Gilman writes that one of Noaa’s six main offices, the Office of Oceanic and Atmospheric Research, should be “disbanded” because it issues “theoretical” science and is “the source of much of Noaa’s climate alarmism”. Though he admits it serves “important public safety and business functions as well as academic functions”, Gilman says data from the National Hurricane Center must be “presented neutrally, without adjustments intended to support any one side in the climate debate”.

But Noaa’s research and data are “largely neutral right now”, said Andrew Rosenberg, a former Noaa official who is now a fellow at the University of New Hampshire. “It in fact basically reports the science as the scientific evidence accumulates and has been quite cautious about reporting climate effects,” he said. “It’s not pushing some agenda.”

The rhetoric harkens back to the Trump administration’s scrubbing of climate crisis-related webpages from government websites and stifling climate scientists, said Gloninger, who now works at an environmental consulting firm, the Woods Hole Group.

It’s one of those things where it seems like if you stop talking about climate change, I think that they truly believe it will just go away,” he said. “They say this term ‘climate alarmism’ … and well, the existential crisis of our lifetime is alarming.

Noaa also houses the National Weather Service (NWS), which provides weather and climate forecasts and warnings. Gilman calls for the service to “fully commercialize its forecasting operations”.

He goes on to say that Americans are already reliant on private weather forecasters, specifically naming AccuWeather and citing a PR release issued by the company to claim that “studies have found that the forecasts and warnings provided by the private companies are more reliable” than the public sector’s. (The mention is noteworthy as Trump once tapped the former CEO of AccuWeather to lead Noaa, though his nomination was soon withdrawn.)
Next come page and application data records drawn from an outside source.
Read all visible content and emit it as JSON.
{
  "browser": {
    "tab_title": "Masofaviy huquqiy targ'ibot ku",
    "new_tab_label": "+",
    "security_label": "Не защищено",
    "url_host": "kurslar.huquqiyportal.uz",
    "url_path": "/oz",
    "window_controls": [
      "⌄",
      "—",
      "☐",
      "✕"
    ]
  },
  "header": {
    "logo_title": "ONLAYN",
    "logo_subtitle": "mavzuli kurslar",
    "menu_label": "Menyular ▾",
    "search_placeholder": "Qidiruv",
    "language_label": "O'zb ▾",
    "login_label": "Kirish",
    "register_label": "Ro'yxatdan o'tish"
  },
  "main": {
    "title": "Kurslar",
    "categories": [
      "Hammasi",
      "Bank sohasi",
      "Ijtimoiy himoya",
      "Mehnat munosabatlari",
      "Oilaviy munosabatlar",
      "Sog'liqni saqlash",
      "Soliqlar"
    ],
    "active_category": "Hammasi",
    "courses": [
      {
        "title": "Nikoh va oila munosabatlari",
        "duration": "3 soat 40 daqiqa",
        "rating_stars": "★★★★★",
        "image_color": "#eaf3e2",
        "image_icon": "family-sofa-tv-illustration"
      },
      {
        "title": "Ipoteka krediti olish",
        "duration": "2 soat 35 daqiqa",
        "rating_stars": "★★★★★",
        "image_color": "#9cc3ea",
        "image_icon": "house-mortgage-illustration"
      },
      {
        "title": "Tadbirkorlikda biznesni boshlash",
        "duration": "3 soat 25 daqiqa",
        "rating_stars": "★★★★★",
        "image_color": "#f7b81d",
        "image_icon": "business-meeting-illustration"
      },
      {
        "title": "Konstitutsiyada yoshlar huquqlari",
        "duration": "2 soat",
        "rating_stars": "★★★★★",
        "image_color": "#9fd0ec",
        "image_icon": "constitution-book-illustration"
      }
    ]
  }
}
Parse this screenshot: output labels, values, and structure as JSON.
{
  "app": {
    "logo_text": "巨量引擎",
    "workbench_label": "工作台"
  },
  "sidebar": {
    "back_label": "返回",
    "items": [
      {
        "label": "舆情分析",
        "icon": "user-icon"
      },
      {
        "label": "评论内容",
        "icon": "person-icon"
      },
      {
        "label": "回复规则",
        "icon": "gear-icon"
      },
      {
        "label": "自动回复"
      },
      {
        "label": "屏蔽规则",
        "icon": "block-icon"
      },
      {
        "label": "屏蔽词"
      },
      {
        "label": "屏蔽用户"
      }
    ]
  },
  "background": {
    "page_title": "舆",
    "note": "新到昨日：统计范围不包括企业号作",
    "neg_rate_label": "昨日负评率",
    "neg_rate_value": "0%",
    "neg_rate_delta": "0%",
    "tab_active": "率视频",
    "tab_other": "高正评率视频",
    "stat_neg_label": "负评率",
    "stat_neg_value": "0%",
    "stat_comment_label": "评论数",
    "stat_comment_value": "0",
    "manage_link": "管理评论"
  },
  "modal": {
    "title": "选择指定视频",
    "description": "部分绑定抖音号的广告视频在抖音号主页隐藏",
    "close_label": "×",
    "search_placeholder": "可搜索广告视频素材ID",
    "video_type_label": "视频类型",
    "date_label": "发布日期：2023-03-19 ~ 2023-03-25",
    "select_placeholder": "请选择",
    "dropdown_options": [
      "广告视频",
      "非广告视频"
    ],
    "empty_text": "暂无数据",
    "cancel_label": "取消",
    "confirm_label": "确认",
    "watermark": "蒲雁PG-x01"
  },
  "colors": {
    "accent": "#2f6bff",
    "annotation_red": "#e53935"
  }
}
The claims come amid years of attempts from US conservatives to help private companies enter the forecasting arena – proposals that are “nonsense”, said Rosenberg.

Right now, all people can access high-quality forecasts for free through the NWS. But if forecasts were conducted only by private companies that have a profit motive, crucial programming might no longer be available to those in whom business executives don’t see value, said Rosenberg.
"Para a Causa do Povo a Luta Continua!"
"And that's all I'm going to say about that". Forrest Gump
"Damn, I wanted to see what happened next" (Epitaph)